• **Exercise material**:
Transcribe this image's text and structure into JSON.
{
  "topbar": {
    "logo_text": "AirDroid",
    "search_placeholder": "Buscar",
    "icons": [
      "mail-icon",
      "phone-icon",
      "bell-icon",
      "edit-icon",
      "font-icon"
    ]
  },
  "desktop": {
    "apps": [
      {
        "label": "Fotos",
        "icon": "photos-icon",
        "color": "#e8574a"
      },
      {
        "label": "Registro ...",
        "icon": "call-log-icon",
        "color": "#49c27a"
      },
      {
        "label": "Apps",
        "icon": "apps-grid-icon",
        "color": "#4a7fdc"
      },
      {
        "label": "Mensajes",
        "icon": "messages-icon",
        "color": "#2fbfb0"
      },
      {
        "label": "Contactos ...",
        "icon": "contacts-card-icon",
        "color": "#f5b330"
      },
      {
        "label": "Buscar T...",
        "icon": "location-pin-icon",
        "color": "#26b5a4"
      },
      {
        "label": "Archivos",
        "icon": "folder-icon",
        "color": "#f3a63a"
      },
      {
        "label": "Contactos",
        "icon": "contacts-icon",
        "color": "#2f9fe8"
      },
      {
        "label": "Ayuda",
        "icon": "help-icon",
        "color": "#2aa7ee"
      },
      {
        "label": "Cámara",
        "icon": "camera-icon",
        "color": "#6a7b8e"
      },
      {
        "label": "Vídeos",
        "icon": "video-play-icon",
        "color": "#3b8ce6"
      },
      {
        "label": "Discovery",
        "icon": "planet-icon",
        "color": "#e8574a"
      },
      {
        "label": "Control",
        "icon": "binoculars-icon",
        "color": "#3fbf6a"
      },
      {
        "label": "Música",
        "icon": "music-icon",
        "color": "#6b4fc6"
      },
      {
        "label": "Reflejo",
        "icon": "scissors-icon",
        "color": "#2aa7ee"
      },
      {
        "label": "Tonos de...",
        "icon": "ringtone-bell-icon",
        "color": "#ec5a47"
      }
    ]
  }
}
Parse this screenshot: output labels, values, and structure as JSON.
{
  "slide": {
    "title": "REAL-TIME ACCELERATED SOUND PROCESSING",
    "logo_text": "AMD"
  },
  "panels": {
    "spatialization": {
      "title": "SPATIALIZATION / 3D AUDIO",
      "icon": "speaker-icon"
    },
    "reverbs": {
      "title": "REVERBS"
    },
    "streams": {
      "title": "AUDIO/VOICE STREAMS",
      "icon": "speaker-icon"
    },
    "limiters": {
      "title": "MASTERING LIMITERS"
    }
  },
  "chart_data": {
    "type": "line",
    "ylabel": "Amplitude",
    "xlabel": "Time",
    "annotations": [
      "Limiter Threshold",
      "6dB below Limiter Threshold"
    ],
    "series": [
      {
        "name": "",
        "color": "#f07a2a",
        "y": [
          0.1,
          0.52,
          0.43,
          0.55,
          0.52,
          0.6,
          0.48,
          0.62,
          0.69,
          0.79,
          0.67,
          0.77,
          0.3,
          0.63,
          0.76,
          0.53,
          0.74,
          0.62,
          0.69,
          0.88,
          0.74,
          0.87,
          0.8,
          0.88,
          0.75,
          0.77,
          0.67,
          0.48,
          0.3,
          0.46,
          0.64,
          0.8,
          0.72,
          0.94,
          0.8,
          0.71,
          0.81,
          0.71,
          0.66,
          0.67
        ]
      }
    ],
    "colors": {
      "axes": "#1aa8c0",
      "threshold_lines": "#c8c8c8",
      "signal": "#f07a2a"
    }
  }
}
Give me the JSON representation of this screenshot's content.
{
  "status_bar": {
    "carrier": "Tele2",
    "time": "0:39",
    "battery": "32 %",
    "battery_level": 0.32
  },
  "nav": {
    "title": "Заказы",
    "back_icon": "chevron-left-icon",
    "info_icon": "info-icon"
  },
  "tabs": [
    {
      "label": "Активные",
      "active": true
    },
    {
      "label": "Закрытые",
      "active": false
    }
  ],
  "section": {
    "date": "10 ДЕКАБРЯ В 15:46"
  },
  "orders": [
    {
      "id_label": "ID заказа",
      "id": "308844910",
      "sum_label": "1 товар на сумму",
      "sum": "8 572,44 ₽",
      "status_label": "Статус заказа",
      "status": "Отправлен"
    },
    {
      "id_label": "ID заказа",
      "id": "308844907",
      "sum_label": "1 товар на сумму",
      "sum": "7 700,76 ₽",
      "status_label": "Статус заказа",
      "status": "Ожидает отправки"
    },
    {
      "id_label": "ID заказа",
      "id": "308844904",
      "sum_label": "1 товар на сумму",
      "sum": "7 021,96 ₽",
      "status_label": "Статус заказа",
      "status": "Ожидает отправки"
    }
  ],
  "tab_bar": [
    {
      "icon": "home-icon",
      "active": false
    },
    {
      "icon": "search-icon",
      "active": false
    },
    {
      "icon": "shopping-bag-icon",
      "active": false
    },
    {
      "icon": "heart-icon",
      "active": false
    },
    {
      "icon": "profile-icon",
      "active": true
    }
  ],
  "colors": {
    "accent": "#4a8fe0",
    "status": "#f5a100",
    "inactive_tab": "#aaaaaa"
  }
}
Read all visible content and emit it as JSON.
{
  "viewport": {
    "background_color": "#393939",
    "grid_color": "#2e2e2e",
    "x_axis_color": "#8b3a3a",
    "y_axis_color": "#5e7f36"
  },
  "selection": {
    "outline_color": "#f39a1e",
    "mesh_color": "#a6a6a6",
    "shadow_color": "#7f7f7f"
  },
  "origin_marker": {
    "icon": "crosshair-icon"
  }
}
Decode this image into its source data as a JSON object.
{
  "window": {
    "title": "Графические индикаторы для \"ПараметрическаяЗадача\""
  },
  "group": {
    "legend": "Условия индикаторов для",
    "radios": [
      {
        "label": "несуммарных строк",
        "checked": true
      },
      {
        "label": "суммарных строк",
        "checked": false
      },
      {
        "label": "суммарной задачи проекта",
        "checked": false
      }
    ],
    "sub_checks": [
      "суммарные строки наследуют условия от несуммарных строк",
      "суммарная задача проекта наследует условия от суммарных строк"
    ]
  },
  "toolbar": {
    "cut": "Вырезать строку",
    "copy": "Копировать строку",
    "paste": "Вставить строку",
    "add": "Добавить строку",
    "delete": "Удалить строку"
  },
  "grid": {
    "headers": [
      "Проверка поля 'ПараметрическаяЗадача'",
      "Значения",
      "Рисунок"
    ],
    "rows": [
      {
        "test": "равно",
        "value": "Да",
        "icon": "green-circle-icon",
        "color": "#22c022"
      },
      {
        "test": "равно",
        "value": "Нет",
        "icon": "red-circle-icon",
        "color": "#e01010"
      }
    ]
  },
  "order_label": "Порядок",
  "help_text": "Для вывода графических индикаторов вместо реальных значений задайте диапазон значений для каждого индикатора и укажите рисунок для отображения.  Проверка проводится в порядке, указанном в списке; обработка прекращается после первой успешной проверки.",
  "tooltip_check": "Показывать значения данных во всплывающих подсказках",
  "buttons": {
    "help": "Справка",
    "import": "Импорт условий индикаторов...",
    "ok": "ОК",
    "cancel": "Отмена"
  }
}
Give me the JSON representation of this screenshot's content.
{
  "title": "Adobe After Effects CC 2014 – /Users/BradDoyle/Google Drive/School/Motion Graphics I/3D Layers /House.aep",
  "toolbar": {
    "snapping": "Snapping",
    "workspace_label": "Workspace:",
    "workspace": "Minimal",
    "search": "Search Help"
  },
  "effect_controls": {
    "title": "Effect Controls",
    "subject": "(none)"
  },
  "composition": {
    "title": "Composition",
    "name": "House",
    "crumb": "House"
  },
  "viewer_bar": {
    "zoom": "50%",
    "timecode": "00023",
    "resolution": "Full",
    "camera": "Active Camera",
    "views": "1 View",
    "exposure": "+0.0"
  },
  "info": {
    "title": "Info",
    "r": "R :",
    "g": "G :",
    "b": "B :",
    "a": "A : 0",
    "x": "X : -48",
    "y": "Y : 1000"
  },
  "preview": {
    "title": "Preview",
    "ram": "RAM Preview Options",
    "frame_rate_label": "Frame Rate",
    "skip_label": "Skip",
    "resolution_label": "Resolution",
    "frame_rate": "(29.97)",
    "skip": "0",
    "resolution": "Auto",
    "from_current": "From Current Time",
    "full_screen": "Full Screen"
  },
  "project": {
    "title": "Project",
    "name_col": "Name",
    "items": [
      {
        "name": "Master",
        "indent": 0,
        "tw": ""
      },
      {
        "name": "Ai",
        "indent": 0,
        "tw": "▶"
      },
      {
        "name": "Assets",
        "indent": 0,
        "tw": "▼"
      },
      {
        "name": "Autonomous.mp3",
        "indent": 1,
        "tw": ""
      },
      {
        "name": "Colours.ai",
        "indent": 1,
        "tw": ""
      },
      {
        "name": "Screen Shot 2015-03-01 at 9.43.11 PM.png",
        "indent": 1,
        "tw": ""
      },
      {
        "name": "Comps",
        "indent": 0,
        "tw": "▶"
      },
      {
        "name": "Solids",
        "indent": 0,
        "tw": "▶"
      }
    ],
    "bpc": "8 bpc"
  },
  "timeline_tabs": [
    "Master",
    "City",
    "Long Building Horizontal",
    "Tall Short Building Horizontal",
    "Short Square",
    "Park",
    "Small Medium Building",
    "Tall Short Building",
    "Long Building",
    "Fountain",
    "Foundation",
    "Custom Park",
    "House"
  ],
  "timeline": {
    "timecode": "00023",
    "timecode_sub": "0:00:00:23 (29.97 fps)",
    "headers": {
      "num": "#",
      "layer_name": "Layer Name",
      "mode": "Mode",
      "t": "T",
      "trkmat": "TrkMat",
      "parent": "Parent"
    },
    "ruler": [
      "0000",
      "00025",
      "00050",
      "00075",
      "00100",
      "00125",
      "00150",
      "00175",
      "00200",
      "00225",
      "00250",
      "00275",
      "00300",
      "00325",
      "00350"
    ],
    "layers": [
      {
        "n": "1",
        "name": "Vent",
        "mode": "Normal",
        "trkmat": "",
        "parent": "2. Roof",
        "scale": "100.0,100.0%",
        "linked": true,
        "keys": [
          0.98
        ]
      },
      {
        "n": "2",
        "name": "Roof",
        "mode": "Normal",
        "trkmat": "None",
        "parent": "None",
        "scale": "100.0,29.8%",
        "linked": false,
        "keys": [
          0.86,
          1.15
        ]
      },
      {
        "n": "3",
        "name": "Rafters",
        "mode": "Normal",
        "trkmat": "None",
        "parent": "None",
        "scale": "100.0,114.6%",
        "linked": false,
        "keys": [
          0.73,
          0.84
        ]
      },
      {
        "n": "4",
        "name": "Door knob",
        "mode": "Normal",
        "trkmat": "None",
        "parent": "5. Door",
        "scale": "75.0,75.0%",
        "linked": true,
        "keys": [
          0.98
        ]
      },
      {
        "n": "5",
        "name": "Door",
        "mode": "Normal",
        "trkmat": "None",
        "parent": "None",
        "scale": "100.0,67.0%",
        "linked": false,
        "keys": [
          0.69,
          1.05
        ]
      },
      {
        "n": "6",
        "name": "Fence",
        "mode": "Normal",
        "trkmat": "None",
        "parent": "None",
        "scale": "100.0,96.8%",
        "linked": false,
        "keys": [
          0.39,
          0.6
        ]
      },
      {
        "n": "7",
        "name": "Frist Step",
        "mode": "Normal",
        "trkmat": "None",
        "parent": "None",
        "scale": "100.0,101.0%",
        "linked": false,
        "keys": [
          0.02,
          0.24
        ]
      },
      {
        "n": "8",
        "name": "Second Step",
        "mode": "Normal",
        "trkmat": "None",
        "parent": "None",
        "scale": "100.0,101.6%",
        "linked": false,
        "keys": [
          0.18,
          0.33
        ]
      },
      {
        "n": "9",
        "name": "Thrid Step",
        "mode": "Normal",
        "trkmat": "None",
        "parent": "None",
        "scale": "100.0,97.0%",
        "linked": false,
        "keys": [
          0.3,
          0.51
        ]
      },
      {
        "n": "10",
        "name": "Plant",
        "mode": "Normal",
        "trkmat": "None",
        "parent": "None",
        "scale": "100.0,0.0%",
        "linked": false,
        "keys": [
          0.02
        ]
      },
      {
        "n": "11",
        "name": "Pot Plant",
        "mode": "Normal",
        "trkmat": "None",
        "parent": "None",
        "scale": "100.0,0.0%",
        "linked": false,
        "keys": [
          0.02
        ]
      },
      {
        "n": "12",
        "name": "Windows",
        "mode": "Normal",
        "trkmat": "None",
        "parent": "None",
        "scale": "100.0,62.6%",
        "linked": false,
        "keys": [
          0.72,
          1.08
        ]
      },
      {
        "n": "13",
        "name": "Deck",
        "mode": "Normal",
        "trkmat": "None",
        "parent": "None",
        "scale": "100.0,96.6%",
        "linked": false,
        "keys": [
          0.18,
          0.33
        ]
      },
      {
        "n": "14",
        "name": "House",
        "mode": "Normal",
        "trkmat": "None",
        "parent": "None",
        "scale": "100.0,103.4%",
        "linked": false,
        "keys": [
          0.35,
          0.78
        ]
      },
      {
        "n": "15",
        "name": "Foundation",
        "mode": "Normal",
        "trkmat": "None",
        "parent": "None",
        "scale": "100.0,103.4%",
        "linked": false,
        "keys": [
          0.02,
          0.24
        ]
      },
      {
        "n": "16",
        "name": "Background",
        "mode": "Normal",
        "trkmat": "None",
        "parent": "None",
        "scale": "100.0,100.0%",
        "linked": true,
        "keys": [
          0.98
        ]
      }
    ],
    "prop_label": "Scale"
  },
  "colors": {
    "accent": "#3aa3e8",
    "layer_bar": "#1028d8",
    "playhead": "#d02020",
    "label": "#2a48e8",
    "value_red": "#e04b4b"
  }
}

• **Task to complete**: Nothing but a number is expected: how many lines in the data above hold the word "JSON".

• **Solution**: 6